### DATA SECTION
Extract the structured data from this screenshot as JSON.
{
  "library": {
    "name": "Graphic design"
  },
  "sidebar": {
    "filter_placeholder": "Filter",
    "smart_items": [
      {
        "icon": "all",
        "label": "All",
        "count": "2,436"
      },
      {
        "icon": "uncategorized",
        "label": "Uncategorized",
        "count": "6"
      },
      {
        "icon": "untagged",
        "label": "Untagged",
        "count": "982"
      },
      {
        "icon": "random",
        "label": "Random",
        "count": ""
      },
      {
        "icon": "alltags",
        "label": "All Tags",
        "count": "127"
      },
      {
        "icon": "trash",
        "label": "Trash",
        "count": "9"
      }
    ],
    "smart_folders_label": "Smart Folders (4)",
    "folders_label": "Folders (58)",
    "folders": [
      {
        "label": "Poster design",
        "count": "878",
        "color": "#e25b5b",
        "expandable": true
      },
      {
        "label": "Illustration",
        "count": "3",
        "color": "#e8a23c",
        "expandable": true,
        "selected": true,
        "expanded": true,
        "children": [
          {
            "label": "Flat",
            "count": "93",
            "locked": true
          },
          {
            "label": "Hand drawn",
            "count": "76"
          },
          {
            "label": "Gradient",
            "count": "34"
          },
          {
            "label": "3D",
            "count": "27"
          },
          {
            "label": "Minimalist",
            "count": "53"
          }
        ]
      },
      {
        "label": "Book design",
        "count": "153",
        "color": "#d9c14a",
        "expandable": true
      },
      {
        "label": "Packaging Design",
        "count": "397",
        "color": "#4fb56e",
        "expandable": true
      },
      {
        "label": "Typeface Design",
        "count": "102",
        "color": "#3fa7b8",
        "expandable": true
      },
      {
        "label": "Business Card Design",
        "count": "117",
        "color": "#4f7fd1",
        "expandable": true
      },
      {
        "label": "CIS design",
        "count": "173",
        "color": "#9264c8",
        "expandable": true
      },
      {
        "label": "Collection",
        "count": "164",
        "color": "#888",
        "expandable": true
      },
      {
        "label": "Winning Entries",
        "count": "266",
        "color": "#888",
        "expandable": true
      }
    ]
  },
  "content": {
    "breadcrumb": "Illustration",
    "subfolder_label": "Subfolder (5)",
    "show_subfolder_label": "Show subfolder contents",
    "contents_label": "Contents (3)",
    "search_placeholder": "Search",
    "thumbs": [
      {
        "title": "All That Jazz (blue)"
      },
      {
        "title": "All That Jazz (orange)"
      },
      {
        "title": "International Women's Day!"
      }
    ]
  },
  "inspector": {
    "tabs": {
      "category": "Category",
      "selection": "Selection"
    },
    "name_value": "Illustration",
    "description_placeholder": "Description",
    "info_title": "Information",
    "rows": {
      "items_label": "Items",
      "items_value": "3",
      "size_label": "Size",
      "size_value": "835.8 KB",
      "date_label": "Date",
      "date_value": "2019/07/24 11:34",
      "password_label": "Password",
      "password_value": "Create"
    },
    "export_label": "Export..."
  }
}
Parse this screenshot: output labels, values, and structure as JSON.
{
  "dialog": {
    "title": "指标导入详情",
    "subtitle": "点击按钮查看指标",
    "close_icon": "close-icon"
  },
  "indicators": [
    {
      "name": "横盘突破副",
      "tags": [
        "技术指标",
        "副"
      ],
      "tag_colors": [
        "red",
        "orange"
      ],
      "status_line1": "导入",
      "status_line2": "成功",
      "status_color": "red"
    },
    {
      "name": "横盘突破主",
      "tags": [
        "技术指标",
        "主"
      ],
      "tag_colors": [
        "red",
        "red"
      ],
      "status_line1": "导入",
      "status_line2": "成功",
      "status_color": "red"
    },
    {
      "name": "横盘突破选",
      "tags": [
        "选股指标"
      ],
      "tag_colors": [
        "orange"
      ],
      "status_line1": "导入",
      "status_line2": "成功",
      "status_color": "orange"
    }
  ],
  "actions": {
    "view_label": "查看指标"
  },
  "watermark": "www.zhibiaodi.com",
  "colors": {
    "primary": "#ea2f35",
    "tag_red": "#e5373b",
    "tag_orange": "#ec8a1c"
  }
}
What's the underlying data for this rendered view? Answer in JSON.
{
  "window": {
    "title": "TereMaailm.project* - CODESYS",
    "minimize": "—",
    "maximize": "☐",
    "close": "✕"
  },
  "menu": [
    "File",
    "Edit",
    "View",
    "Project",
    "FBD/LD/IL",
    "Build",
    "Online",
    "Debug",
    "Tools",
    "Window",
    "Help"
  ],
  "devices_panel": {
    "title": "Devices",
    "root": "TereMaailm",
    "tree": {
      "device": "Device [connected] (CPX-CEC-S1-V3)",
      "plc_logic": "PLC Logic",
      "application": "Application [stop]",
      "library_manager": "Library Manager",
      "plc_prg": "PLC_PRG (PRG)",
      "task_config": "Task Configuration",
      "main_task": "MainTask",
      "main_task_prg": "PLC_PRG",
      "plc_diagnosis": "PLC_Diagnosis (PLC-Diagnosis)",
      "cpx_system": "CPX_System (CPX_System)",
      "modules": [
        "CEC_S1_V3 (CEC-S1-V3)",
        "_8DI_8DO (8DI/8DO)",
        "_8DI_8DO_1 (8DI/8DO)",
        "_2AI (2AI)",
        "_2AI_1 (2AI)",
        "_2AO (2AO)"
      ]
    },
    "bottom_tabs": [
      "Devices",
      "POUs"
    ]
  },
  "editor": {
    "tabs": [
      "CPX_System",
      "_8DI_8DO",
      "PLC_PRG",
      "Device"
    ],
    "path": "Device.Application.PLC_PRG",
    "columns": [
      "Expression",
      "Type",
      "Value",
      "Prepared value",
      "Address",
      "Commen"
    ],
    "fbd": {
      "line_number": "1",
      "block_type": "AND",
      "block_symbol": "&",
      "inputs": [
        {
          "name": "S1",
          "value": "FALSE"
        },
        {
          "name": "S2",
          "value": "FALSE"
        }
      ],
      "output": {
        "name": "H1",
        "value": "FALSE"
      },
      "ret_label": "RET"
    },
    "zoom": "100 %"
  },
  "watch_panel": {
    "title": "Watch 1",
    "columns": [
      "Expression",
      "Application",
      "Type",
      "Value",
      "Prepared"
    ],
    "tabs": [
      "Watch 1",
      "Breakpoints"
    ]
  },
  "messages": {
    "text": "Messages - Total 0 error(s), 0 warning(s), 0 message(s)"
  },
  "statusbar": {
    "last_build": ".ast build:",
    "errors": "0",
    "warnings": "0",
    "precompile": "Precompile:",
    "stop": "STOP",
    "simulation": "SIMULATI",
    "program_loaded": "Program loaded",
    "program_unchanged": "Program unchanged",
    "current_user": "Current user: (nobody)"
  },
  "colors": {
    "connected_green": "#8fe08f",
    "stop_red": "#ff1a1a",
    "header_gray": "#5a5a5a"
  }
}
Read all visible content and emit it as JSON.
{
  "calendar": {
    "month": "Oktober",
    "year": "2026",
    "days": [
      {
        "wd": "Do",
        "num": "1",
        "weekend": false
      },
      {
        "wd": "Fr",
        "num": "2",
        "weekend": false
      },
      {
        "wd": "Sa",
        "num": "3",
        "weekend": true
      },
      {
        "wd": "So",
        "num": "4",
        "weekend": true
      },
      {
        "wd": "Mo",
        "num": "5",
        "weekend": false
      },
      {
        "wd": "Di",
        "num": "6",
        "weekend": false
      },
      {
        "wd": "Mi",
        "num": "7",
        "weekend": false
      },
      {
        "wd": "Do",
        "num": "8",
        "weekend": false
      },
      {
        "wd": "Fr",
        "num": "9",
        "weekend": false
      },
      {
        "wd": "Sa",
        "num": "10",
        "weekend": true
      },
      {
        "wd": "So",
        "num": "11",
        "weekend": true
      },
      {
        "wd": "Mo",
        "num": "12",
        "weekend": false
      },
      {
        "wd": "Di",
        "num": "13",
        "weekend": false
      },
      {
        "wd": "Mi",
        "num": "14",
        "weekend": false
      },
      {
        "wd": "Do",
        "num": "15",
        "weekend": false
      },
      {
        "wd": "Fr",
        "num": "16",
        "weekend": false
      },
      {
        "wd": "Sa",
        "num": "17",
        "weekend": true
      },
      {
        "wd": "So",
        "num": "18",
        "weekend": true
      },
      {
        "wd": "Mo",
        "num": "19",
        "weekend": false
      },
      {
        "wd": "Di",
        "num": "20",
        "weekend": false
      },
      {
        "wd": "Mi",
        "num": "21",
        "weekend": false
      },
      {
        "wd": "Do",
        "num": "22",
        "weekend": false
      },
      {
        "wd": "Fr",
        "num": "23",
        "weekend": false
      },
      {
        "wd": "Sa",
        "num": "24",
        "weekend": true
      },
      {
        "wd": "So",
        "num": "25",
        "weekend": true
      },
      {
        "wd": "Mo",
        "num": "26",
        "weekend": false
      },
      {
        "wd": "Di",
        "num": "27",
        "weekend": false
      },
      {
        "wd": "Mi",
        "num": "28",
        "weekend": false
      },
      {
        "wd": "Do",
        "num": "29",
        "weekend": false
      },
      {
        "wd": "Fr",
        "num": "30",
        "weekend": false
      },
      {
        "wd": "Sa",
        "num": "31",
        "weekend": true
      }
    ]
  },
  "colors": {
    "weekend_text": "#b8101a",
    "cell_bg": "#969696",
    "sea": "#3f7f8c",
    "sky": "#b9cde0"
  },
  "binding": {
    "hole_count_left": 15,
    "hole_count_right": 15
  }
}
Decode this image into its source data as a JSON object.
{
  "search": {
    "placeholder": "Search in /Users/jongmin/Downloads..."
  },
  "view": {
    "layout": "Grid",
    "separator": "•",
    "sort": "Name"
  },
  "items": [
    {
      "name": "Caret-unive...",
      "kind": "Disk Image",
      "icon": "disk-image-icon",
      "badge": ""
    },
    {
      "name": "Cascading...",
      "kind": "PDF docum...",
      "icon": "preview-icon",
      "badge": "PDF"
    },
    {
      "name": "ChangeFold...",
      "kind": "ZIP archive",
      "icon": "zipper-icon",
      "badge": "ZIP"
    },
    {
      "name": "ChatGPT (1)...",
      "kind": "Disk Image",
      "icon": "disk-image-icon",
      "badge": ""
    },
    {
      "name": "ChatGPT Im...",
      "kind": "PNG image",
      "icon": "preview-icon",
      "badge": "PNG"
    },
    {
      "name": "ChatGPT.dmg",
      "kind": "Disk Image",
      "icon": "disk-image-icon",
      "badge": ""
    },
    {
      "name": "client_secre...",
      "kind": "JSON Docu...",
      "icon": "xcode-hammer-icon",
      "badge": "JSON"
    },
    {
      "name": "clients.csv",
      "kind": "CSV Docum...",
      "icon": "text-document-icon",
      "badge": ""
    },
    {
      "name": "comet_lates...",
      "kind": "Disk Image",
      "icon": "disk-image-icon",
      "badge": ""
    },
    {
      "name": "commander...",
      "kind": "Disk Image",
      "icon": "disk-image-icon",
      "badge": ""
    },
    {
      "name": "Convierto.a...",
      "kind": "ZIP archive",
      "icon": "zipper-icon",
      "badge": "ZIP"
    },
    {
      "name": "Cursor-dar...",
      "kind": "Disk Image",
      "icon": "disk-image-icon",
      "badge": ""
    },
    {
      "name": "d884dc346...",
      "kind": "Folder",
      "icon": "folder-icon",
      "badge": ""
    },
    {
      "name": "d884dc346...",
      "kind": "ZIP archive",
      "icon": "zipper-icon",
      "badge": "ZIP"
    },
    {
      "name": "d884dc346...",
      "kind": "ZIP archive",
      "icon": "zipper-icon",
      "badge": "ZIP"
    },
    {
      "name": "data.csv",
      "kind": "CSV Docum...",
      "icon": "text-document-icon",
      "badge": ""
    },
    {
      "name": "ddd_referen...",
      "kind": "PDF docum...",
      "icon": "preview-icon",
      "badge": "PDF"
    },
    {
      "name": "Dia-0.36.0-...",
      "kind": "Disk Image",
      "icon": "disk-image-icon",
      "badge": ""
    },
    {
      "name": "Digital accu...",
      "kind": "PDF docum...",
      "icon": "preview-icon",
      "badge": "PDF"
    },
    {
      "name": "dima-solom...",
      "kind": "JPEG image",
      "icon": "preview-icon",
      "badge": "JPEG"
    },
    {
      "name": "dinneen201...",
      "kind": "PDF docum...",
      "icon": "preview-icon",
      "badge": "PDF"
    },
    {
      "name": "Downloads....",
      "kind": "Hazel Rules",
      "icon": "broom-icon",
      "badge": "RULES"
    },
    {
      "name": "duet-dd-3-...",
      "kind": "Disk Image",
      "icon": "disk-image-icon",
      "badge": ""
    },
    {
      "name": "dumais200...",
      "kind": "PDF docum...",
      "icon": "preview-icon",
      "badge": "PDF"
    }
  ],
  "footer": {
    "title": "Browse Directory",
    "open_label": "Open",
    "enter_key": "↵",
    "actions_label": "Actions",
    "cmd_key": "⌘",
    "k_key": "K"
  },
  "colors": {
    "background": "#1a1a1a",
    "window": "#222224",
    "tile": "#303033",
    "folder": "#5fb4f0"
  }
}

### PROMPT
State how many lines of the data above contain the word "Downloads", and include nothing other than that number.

### FINISHED TASK
2